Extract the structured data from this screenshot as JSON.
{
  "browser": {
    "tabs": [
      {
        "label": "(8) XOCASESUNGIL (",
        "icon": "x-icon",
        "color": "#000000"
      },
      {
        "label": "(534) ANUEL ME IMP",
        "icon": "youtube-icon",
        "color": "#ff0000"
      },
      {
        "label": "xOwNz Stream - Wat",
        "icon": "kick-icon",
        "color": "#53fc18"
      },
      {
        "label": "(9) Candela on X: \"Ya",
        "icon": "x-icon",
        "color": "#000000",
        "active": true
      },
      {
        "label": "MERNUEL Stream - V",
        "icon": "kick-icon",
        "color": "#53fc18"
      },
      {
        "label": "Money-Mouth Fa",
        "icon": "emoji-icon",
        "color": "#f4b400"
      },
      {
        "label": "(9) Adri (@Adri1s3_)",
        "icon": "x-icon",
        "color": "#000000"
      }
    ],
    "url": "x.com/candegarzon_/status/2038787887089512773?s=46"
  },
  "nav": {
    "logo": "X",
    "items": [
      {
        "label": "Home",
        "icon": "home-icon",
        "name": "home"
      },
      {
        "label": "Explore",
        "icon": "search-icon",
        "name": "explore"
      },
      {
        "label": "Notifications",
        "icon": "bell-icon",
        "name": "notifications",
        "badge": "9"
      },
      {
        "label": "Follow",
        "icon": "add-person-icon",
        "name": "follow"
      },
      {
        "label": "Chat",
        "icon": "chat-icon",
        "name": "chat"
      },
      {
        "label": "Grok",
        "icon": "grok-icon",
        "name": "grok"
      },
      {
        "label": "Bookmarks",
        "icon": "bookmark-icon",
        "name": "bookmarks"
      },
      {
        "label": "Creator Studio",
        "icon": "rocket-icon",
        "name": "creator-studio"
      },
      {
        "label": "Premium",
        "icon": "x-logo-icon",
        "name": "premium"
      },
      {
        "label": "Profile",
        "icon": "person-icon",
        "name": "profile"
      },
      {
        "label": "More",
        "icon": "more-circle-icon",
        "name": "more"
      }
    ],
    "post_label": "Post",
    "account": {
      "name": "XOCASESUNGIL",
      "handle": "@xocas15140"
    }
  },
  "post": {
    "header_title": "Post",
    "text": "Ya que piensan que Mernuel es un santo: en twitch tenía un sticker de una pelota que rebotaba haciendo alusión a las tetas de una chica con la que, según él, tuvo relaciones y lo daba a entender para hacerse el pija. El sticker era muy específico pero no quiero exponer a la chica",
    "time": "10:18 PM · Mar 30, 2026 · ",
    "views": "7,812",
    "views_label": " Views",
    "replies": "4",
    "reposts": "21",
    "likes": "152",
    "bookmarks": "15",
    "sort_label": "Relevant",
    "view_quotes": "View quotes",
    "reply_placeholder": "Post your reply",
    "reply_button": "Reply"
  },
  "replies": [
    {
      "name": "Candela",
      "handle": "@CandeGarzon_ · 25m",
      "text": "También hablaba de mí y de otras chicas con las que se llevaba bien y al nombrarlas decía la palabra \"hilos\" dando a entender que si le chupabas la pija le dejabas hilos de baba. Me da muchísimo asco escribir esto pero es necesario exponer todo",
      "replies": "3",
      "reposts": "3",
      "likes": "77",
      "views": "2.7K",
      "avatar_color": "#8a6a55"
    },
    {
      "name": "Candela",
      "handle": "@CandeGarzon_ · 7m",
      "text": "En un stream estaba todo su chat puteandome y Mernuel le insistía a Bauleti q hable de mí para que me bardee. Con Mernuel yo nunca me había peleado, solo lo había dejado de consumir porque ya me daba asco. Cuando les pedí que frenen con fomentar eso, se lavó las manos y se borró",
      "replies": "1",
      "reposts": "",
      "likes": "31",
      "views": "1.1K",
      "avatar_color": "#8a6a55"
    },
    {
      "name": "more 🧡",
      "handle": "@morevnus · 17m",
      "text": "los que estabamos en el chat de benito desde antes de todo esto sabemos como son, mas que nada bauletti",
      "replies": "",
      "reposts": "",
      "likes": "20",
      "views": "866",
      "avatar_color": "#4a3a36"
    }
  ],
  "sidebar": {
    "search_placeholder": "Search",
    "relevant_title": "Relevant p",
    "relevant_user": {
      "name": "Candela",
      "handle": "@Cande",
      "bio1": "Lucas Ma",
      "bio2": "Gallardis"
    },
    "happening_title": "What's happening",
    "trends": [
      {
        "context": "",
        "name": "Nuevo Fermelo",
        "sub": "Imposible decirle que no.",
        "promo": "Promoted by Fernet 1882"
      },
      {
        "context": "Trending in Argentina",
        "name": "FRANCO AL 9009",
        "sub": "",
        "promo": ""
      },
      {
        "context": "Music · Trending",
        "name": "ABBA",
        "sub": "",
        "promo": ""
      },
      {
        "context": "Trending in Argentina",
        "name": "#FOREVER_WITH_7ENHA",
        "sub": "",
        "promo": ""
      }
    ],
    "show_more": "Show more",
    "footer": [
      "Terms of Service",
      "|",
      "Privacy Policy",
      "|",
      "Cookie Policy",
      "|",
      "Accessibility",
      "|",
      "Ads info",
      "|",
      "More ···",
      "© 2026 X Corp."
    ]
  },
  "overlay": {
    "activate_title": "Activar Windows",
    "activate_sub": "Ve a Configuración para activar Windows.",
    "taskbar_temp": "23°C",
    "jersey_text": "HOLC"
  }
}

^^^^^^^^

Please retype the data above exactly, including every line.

> **Problem solution**
Extract the structured data from this screenshot as JSON.
{
  "browser": {
    "tabs": [
      {
        "label": "(8) XOCASESUNGIL (",
        "icon": "x-icon",
        "color": "#000000"
      },
      {
        "label": "(534) ANUEL ME IMP",
        "icon": "youtube-icon",
        "color": "#ff0000"
      },
      {
        "label": "xOwNz Stream - Wat",
        "icon": "kick-icon",
        "color": "#53fc18"
      },
      {
        "label": "(9) Candela on X: \"Ya",
        "icon": "x-icon",
        "color": "#000000",
        "active": true
      },
      {
        "label": "MERNUEL Stream - V",
        "icon": "kick-icon",
        "color": "#53fc18"
      },
      {
        "label": "Money-Mouth Fa",
        "icon": "emoji-icon",
        "color": "#f4b400"
      },
      {
        "label": "(9) Adri (@Adri1s3_)",
        "icon": "x-icon",
        "color": "#000000"
      }
    ],
    "url": "x.com/candegarzon_/status/2038787887089512773?s=46"
  },
  "nav": {
    "logo": "X",
    "items": [
      {
        "label": "Home",
        "icon": "home-icon",
        "name": "home"
      },
      {
        "label": "Explore",
        "icon": "search-icon",
        "name": "explore"
      },
      {
        "label": "Notifications",
        "icon": "bell-icon",
        "name": "notifications",
        "badge": "9"
      },
      {
        "label": "Follow",
        "icon": "add-person-icon",
        "name": "follow"
      },
      {
        "label": "Chat",
        "icon": "chat-icon",
        "name": "chat"
      },
      {
        "label": "Grok",
        "icon": "grok-icon",
        "name": "grok"
      },
      {
        "label": "Bookmarks",
        "icon": "bookmark-icon",
        "name": "bookmarks"
      },
      {
        "label": "Creator Studio",
        "icon": "rocket-icon",
        "name": "creator-studio"
      },
      {
        "label": "Premium",
        "icon": "x-logo-icon",
        "name": "premium"
      },
      {
        "label": "Profile",
        "icon": "person-icon",
        "name": "profile"
      },
      {
        "label": "More",
        "icon": "more-circle-icon",
        "name": "more"
      }
    ],
    "post_label": "Post",
    "account": {
      "name": "XOCASESUNGIL",
      "handle": "@xocas15140"
    }
  },
  "post": {
    "header_title": "Post",
    "text": "Ya que piensan que Mernuel es un santo: en twitch tenía un sticker de una pelota que rebotaba haciendo alusión a las tetas de una chica con la que, según él, tuvo relaciones y lo daba a entender para hacerse el pija. El sticker era muy específico pero no quiero exponer a la chica",
    "time": "10:18 PM · Mar 30, 2026 · ",
    "views": "7,812",
    "views_label": " Views",
    "replies": "4",
    "reposts": "21",
    "likes": "152",
    "bookmarks": "15",
    "sort_label": "Relevant",
    "view_quotes": "View quotes",
    "reply_placeholder": "Post your reply",
    "reply_button": "Reply"
  },
  "replies": [
    {
      "name": "Candela",
      "handle": "@CandeGarzon_ · 25m",
      "text": "También hablaba de mí y de otras chicas con las que se llevaba bien y al nombrarlas decía la palabra \"hilos\" dando a entender que si le chupabas la pija le dejabas hilos de baba. Me da muchísimo asco escribir esto pero es necesario exponer todo",
      "replies": "3",
      "reposts": "3",
      "likes": "77",
      "views": "2.7K",
      "avatar_color": "#8a6a55"
    },
    {
      "name": "Candela",
      "handle": "@CandeGarzon_ · 7m",
      "text": "En un stream estaba todo su chat puteandome y Mernuel le insistía a Bauleti q hable de mí para que me bardee. Con Mernuel yo nunca me había peleado, solo lo había dejado de consumir porque ya me daba asco. Cuando les pedí que frenen con fomentar eso, se lavó las manos y se borró",
      "replies": "1",
      "reposts": "",
      "likes": "31",
      "views": "1.1K",
      "avatar_color": "#8a6a55"
    },
    {
      "name": "more 🧡",
      "handle": "@morevnus · 17m",
      "text": "los que estabamos en el chat de benito desde antes de todo esto sabemos como son, mas que nada bauletti",
      "replies": "",
      "reposts": "",
      "likes": "20",
      "views": "866",
      "avatar_color": "#4a3a36"
    }
  ],
  "sidebar": {
    "search_placeholder": "Search",
    "relevant_title": "Relevant p",
    "relevant_user": {
      "name": "Candela",
      "handle": "@Cande",
      "bio1": "Lucas Ma",
      "bio2": "Gallardis"
    },
    "happening_title": "What's happening",
    "trends": [
      {
        "context": "",
        "name": "Nuevo Fermelo",
        "sub": "Imposible decirle que no.",
        "promo": "Promoted by Fernet 1882"
      },
      {
        "context": "Trending in Argentina",
        "name": "FRANCO AL 9009",
        "sub": "",
        "promo": ""
      },
      {
        "context": "Music · Trending",
        "name": "ABBA",
        "sub": "",
        "promo": ""
      },
      {
        "context": "Trending in Argentina",
        "name": "#FOREVER_WITH_7ENHA",
        "sub": "",
        "promo": ""
      }
    ],
    "show_more": "Show more",
    "footer": [
      "Terms of Service",
      "|",
      "Privacy Policy",
      "|",
      "Cookie Policy",
      "|",
      "Accessibility",
      "|",
      "Ads info",
      "|",
      "More ···",
      "© 2026 X Corp."
    ]
  },
  "overlay": {
    "activate_title": "Activar Windows",
    "activate_sub": "Ve a Configuración para activar Windows.",
    "taskbar_temp": "23°C",
    "jersey_text": "HOLC"
  }
}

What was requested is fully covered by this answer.